(Website and app data records)
[Start of section]
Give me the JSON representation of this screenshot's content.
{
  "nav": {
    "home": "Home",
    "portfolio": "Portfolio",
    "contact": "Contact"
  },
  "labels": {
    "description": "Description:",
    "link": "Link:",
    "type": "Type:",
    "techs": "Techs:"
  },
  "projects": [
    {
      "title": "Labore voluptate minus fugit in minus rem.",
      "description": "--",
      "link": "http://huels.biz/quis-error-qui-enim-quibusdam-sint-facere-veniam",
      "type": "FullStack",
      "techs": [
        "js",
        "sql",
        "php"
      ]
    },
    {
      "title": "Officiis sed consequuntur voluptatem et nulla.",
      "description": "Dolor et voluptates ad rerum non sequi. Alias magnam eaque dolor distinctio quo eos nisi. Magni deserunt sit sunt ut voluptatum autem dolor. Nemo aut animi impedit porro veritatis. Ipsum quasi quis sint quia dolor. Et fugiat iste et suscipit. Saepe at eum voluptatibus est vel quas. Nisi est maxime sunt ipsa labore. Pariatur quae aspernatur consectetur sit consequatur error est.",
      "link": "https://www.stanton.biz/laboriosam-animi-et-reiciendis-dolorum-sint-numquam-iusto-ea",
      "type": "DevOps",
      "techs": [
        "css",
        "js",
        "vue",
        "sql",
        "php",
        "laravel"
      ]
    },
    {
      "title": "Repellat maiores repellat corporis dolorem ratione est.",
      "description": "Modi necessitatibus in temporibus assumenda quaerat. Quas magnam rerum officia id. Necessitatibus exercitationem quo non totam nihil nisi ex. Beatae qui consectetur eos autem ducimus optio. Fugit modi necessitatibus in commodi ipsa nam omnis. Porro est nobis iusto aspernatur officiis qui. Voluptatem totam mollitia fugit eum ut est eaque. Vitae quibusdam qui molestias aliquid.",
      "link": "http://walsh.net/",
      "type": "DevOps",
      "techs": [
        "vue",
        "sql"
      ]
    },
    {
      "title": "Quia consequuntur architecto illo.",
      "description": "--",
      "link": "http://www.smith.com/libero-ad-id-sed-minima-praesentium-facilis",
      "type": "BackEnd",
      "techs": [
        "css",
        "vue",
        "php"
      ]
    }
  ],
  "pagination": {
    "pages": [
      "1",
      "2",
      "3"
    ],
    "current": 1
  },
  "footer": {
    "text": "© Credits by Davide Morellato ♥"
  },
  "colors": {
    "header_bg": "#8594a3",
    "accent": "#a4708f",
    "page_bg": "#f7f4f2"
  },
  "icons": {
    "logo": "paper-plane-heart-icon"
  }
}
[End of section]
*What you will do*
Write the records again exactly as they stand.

*Reply to the exercise*
Give me the JSON representation of this screenshot's content.
{
  "nav": {
    "home": "Home",
    "portfolio": "Portfolio",
    "contact": "Contact"
  },
  "labels": {
    "description": "Description:",
    "link": "Link:",
    "type": "Type:",
    "techs": "Techs:"
  },
  "projects": [
    {
      "title": "Labore voluptate minus fugit in minus rem.",
      "description": "--",
      "link": "http://huels.biz/quis-error-qui-enim-quibusdam-sint-facere-veniam",
      "type": "FullStack",
      "techs": [
        "js",
        "sql",
        "php"
      ]
    },
    {
      "title": "Officiis sed consequuntur voluptatem et nulla.",
      "description": "Dolor et voluptates ad rerum non sequi. Alias magnam eaque dolor distinctio quo eos nisi. Magni deserunt sit sunt ut voluptatum autem dolor. Nemo aut animi impedit porro veritatis. Ipsum quasi quis sint quia dolor. Et fugiat iste et suscipit. Saepe at eum voluptatibus est vel quas. Nisi est maxime sunt ipsa labore. Pariatur quae aspernatur consectetur sit consequatur error est.",
      "link": "https://www.stanton.biz/laboriosam-animi-et-reiciendis-dolorum-sint-numquam-iusto-ea",
      "type": "DevOps",
      "techs": [
        "css",
        "js",
        "vue",
        "sql",
        "php",
        "laravel"
      ]
    },
    {
      "title": "Repellat maiores repellat corporis dolorem ratione est.",
      "description": "Modi necessitatibus in temporibus assumenda quaerat. Quas magnam rerum officia id. Necessitatibus exercitationem quo non totam nihil nisi ex. Beatae qui consectetur eos autem ducimus optio. Fugit modi necessitatibus in commodi ipsa nam omnis. Porro est nobis iusto aspernatur officiis qui. Voluptatem totam mollitia fugit eum ut est eaque. Vitae quibusdam qui molestias aliquid.",
      "link": "http://walsh.net/",
      "type": "DevOps",
      "techs": [
        "vue",
        "sql"
      ]
    },
    {
      "title": "Quia consequuntur architecto illo.",
      "description": "--",
      "link": "http://www.smith.com/libero-ad-id-sed-minima-praesentium-facilis",
      "type": "BackEnd",
      "techs": [
        "css",
        "vue",
        "php"
      ]
    }
  ],
  "pagination": {
    "pages": [
      "1",
      "2",
      "3"
    ],
    "current": 1
  },
  "footer": {
    "text": "© Credits by Davide Morellato ♥"
  },
  "colors": {
    "header_bg": "#8594a3",
    "accent": "#a4708f",
    "page_bg": "#f7f4f2"
  },
  "icons": {
    "logo": "paper-plane-heart-icon"
  }
}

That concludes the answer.